The number of vehicles on UK roads is growing, but it’s also ageing. According to the latest European Automobile Manufacturers Association (ACEA) 2023 ‘Vehicles in Use’ report, there are 42.9 million vehicles on UK roads, including 6.1 million commercial vehicles and buses. The average age of light commercial vehicles is 9.3 years, up from 7.8 in 2019. For medium and heavy commercial vehicles, the average age now stands at eleven years, an even more substantial increase as in 2019, it was 7.4. The economic impact of COVID-19, automotive supply chain issues, issues around the move to electrification and the cost-of-living crisis means that business owners and fleet operators are holding onto their vehicles for longer than ever.
“On the one hand, this is good news for workshops,” Mike Bewsey, Chairman of industry trade body the Verification of Lubricant Specifications (VLS), comments. “With older vehicles on the roads, there is more demand for servicing, repairs and MOTs. However, as vehicles age, some aspects of servicing, such as choosing the right engine oil, can become more complex.
Engine technology has evolved significantly over recent years. To meet government requirements for reduced emissions and business owners’ needs for vehicle durability, economy and performance, smaller engines are running at higher temperatures to maximise efficiency, power output and fuel economy. Longer oil drain intervals, taken together with smaller sumps, and the need to minimise emissions have created the need for less viscous, synthetic and semi-synthetic oils to provide the lubrication required in these challenging conditions.
But are these highly efficient, low viscosity lubricants suitable for the ageing vehicles being serviced in workshops? The latest formulation is no guarantee of success. Traditionally, when newer oils were developed, they were designed to be ‘backwardly compatible’. However, this is becoming increasingly difficult as modern engines develop so quickly.
For example, Volvo VDS-5 is a new heavy duty fuel-efficient diesel engine oil specification with an SAE viscosity of 5W-30. Designed for in the latest 13L engines (Euro VI Step D), it is not backward compatible with previous Volvo Long Drain Specification fluids such as a Volvo VDS 4.5 SAE 10W-30 grade. The lower viscosity results in lower oil pressure, which could lead to multiple dashboard warning triggers. It is, however, expected to deliver over 0.5% fuel economy improvements versus 10W-30 oils.
Using the wrong oil risks accelerated wear, the formation of deposits and damage to emission control devices. Left unchecked, it could lead to eventual engine failure, meaning higher maintenance costs for your customers and potential damage to your business’ reputation. Putting an oil with a low level of Sulphated Ash, Phosphorous and Sulphur (SAPS) into a vehicle requiring a high level may not offer the wear protection required. The additives for a lower SAPS oil will differ as well. Additives help to provide the performance characteristics of an engine oil, but modern lubricants are designed to deliver performance through a thinner, less viscous oil that might not be suitable for older vehicles.

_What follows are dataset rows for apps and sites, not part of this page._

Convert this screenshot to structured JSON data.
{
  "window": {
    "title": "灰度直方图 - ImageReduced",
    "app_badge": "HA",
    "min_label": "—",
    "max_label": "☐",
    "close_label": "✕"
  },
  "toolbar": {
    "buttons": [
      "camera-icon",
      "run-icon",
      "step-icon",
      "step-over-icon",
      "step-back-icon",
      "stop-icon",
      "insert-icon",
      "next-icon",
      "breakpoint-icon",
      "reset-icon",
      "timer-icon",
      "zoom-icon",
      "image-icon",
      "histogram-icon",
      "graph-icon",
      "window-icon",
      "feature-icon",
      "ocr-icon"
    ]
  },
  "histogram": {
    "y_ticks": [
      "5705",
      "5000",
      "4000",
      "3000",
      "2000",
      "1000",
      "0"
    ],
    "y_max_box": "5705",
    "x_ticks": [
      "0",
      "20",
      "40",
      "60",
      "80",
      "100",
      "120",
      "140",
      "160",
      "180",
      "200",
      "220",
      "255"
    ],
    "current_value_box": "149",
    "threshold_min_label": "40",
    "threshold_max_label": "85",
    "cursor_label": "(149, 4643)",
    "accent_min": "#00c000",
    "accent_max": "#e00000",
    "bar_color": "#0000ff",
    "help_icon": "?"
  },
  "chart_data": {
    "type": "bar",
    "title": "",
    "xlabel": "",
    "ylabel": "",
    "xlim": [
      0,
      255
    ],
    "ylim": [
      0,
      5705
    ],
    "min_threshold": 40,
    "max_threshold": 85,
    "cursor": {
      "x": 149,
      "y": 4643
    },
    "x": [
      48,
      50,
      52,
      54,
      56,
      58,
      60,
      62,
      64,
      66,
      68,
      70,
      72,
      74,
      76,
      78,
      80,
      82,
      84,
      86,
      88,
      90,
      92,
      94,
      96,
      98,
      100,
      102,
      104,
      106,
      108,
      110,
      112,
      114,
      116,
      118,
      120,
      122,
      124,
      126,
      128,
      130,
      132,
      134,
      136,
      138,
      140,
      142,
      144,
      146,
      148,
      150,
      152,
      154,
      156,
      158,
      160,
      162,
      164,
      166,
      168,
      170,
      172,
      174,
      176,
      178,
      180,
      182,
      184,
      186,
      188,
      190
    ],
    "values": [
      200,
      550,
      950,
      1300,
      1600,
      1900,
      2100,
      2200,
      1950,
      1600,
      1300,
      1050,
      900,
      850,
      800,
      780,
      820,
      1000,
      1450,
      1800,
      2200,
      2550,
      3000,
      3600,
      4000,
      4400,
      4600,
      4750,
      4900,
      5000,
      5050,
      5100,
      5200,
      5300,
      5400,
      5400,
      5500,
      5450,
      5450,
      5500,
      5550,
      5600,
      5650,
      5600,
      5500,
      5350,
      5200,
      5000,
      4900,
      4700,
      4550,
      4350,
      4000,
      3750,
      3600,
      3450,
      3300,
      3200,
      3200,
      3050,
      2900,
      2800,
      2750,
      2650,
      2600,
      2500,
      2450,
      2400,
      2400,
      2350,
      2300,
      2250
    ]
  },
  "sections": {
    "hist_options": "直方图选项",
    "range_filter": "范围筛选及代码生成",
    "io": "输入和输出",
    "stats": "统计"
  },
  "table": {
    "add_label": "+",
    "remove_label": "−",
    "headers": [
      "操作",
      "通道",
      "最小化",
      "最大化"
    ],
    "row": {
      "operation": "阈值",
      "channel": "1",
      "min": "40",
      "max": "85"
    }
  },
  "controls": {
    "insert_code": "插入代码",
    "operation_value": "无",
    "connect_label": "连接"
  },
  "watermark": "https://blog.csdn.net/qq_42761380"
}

It could be tempting to use cheaper oils to offset rising costs. However, the cheapest possible oil could be a full SAPS oil. This could damage the emission control system, poison the catalyst or block the Diesel or Gasoline Particulate Filter, reduce the overall efficiency and result in failure of the particulate filter or catalyst, both expensive to replace. Too much phosphorous from a high SAPS oil can also poison the Selective Catalytic Reduction units designed to reduce Nitrogen Oxide emissions. Short term gain may lead to long term pain for you and your customers.
VLS strongly recommends referring to the vehicle handbook or using an online database to identify the correct oil for each and every vehicle. Looking beyond the viscosity to specific ACEA and OEM standards is essential. This ensures that the lubricant is fit for purpose in that specific vehicle. If you are in any way unsure of which oil to use, get in touch with the OEM.”
The Verification of Lubricant Specifications (VLS) is an independent trade body that helps technicians and motorists understand the lubricants industry and ensures that lubricant products can deliver what they claim.